● **Data listing**:
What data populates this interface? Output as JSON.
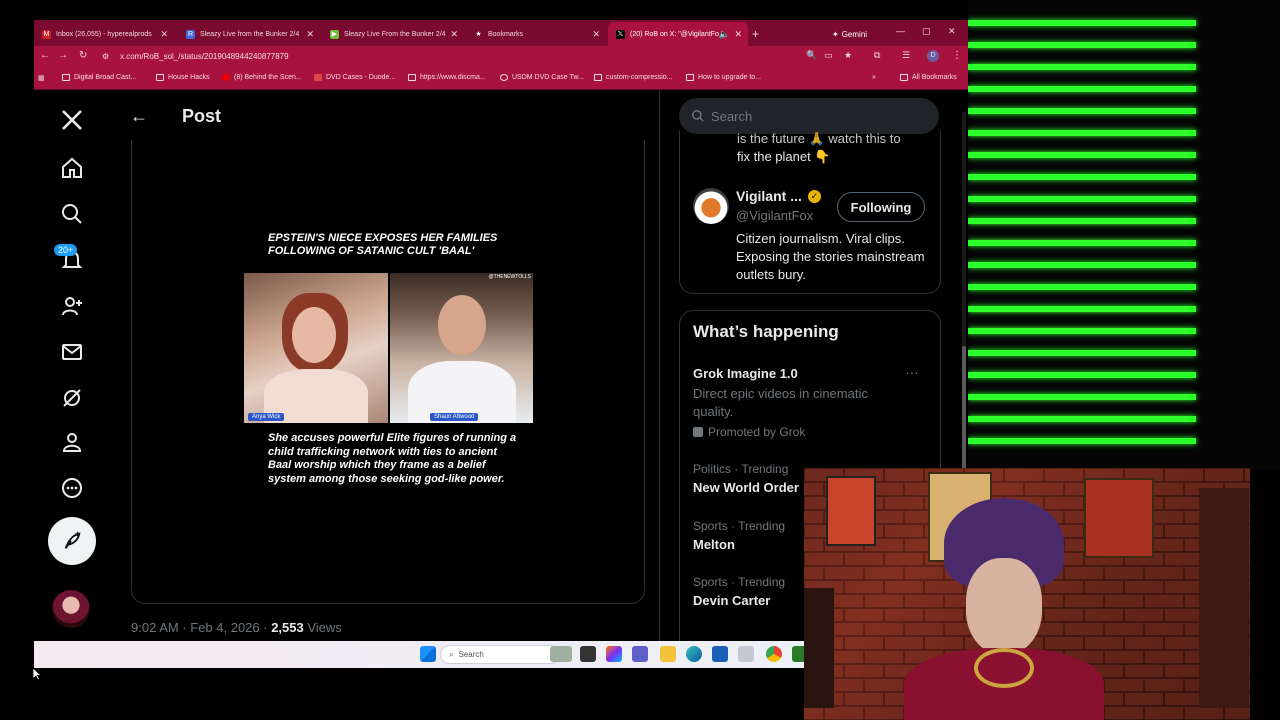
{
  "browser": {
    "tabs": [
      {
        "label": "Inbox (26,055) - hyperealprods",
        "icon": "gmail-icon",
        "active": false
      },
      {
        "label": "Sleazy Live from the Bunker 2/4",
        "icon": "restream-icon",
        "active": false
      },
      {
        "label": "Sleazy Live From the Bunker 2/4",
        "icon": "rumble-icon",
        "active": false
      },
      {
        "label": "Bookmarks",
        "icon": "star-icon",
        "active": false
      },
      {
        "label": "(20) RoB on X: \"@VigilantFo",
        "icon": "x-icon",
        "active": true
      }
    ],
    "gemini_label": "Gemini",
    "url": "x.com/RoB_sol_/status/2019048944240877879",
    "bookmarks": [
      "Digital Broad Cast...",
      "House Hacks",
      "(8) Behind the Scen...",
      "DVD Cases - Duode...",
      "https://www.discma...",
      "USDM DVD Case Tw...",
      "custom-compressio...",
      "How to upgrade to..."
    ],
    "all_bookmarks": "All Bookmarks"
  },
  "x_nav": {
    "notif_badge": "20+"
  },
  "post": {
    "header_title": "Post",
    "headline": "EPSTEIN'S NIECE EXPOSES HER FAMILIES FOLLOWING OF SATANIC CULT 'BAAL'",
    "watermark": "@THENEWTOLLS",
    "left_name": "Anya Wick",
    "right_name": "Shaun Attwood",
    "caption": "She accuses powerful Elite figures of running a child trafficking network with ties to ancient Baal worship which they frame as a belief system among those seeking god-like power.",
    "time": "9:02 AM · Feb 4, 2026 · ",
    "views_count": "2,553",
    "views_label": " Views"
  },
  "sidebar": {
    "search_placeholder": "Search",
    "partial_text_1": "is the future 🙏   watch this to",
    "partial_text_2": "fix the planet 👇",
    "account_name": "Vigilant ...",
    "account_handle": "@VigilantFox",
    "follow_label": "Following",
    "account_bio": "Citizen journalism. Viral clips. Exposing the stories mainstream outlets bury.",
    "happening_title": "What’s happening",
    "trends": [
      {
        "context": "",
        "title": "Grok Imagine 1.0",
        "desc": "Direct epic videos in cinematic quality.",
        "promo": "Promoted by Grok"
      },
      {
        "context": "Politics · Trending",
        "title": "New World Order"
      },
      {
        "context": "Sports · Trending",
        "title": "Melton"
      },
      {
        "context": "Sports · Trending",
        "title": "Devin Carter"
      }
    ]
  },
  "taskbar": {
    "search_label": "Search"
  },
  "colors": {
    "accent": "#1d9bf0",
    "browser_chrome": "#a8123f",
    "neon": "#2dff2d"
  }
}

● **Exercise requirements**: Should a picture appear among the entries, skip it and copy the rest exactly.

● **Response for this exercise**:
What data populates this interface? Output as JSON.
{
  "browser": {
    "tabs": [
      {
        "label": "Inbox (26,055) - hyperealprods",
        "icon": "gmail-icon",
        "active": false
      },
      {
        "label": "Sleazy Live from the Bunker 2/4",
        "icon": "restream-icon",
        "active": false
      },
      {
        "label": "Sleazy Live From the Bunker 2/4",
        "icon": "rumble-icon",
        "active": false
      },
      {
        "label": "Bookmarks",
        "icon": "star-icon",
        "active": false
      },
      {
        "label": "(20) RoB on X: \"@VigilantFo",
        "icon": "x-icon",
        "active": true
      }
    ],
    "gemini_label": "Gemini",
    "url": "x.com/RoB_sol_/status/2019048944240877879",
    "bookmarks": [
      "Digital Broad Cast...",
      "House Hacks",
      "(8) Behind the Scen...",
      "DVD Cases - Duode...",
      "https://www.discma...",
      "USDM DVD Case Tw...",
      "custom-compressio...",
      "How to upgrade to..."
    ],
    "all_bookmarks": "All Bookmarks"
  },
  "x_nav": {
    "notif_badge": "20+"
  },
  "post": {
    "header_title": "Post",
    "headline": "EPSTEIN'S NIECE EXPOSES HER FAMILIES FOLLOWING OF SATANIC CULT 'BAAL'",
    "watermark": "@THENEWTOLLS",
    "left_name": "Anya Wick",
    "right_name": "Shaun Attwood",
    "caption": "She accuses powerful Elite figures of running a child trafficking network with ties to ancient Baal worship which they frame as a belief system among those seeking god-like power.",
    "time": "9:02 AM · Feb 4, 2026 · ",
    "views_count": "2,553",
    "views_label": " Views"
  },
  "sidebar": {
    "search_placeholder": "Search",
    "partial_text_1": "is the future 🙏   watch this to",
    "partial_text_2": "fix the planet 👇",
    "account_name": "Vigilant ...",
    "account_handle": "@VigilantFox",
    "follow_label": "Following",
    "account_bio": "Citizen journalism. Viral clips. Exposing the stories mainstream outlets bury.",
    "happening_title": "What’s happening",
    "trends": [
      {
        "context": "",
        "title": "Grok Imagine 1.0",
        "desc": "Direct epic videos in cinematic quality.",
        "promo": "Promoted by Grok"
      },
      {
        "context": "Politics · Trending",
        "title": "New World Order"
      },
      {
        "context": "Sports · Trending",
        "title": "Melton"
      },
      {
        "context": "Sports · Trending",
        "title": "Devin Carter"
      }
    ]
  },
  "taskbar": {
    "search_label": "Search"
  },
  "colors": {
    "accent": "#1d9bf0",
    "browser_chrome": "#a8123f",
    "neon": "#2dff2d"
  }
}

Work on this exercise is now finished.